*** Opening Input records ***

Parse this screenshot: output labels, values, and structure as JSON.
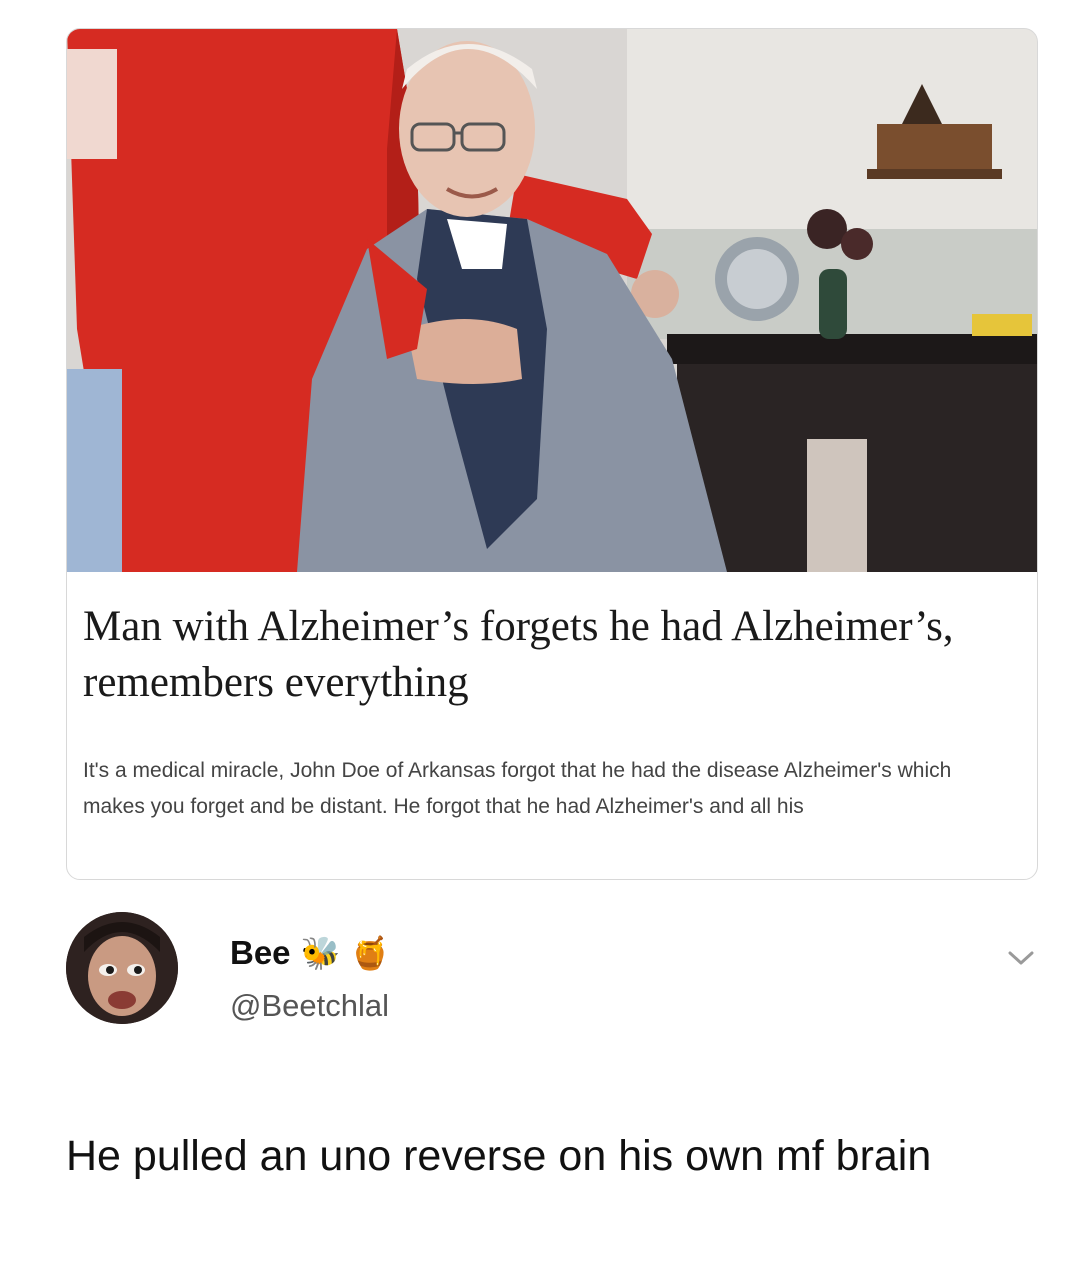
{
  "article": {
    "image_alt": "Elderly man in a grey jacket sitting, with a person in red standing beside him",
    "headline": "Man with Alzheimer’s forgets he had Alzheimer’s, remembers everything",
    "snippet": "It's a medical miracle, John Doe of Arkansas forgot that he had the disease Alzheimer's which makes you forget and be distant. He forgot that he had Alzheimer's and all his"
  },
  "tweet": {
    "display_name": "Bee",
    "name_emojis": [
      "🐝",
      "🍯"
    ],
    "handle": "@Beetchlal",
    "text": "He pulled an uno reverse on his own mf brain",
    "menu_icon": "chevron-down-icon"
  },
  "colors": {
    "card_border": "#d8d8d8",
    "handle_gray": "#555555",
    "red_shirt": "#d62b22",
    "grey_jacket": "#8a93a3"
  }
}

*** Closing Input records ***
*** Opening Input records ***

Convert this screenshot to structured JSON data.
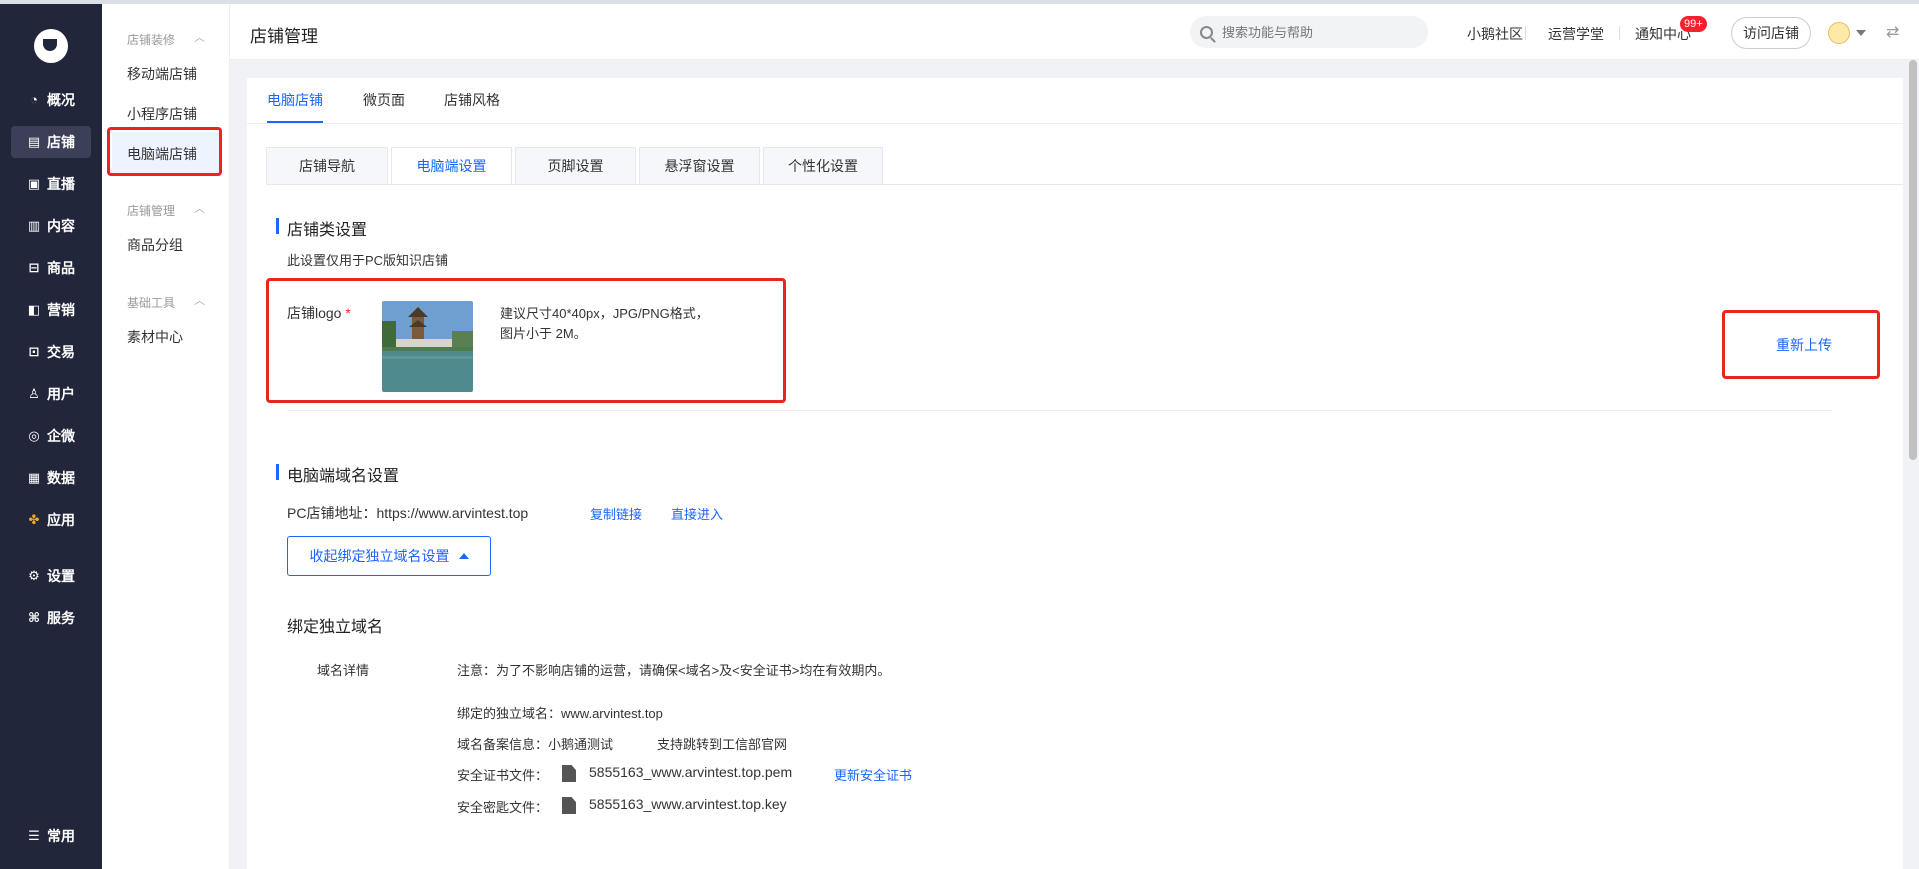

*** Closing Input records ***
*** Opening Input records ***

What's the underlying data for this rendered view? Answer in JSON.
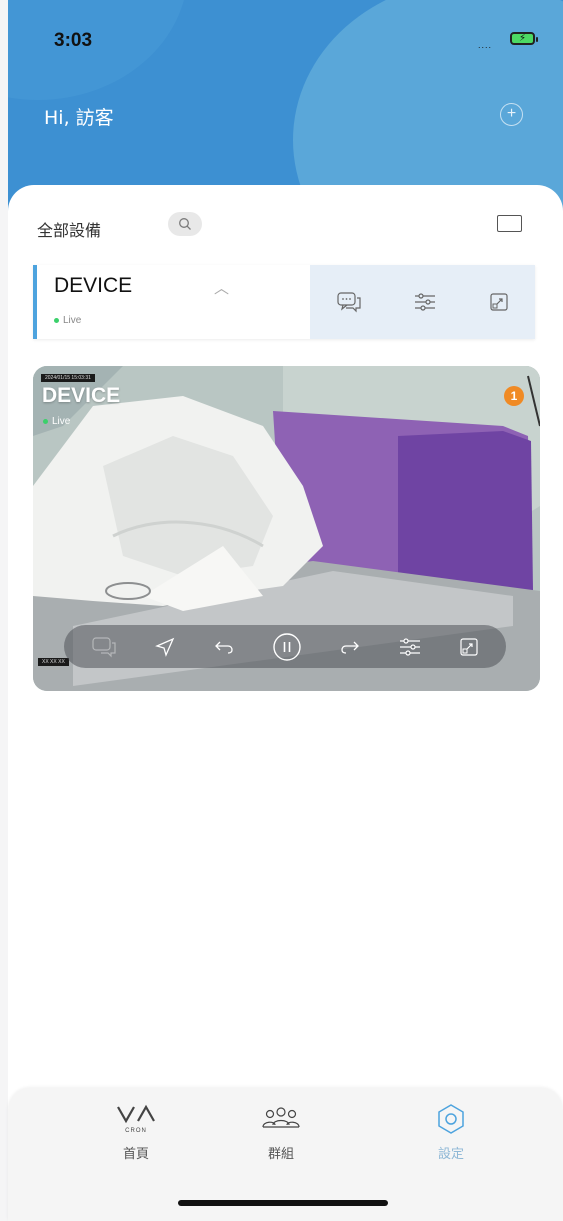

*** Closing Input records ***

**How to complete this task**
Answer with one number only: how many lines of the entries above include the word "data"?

**Answer for the task**
2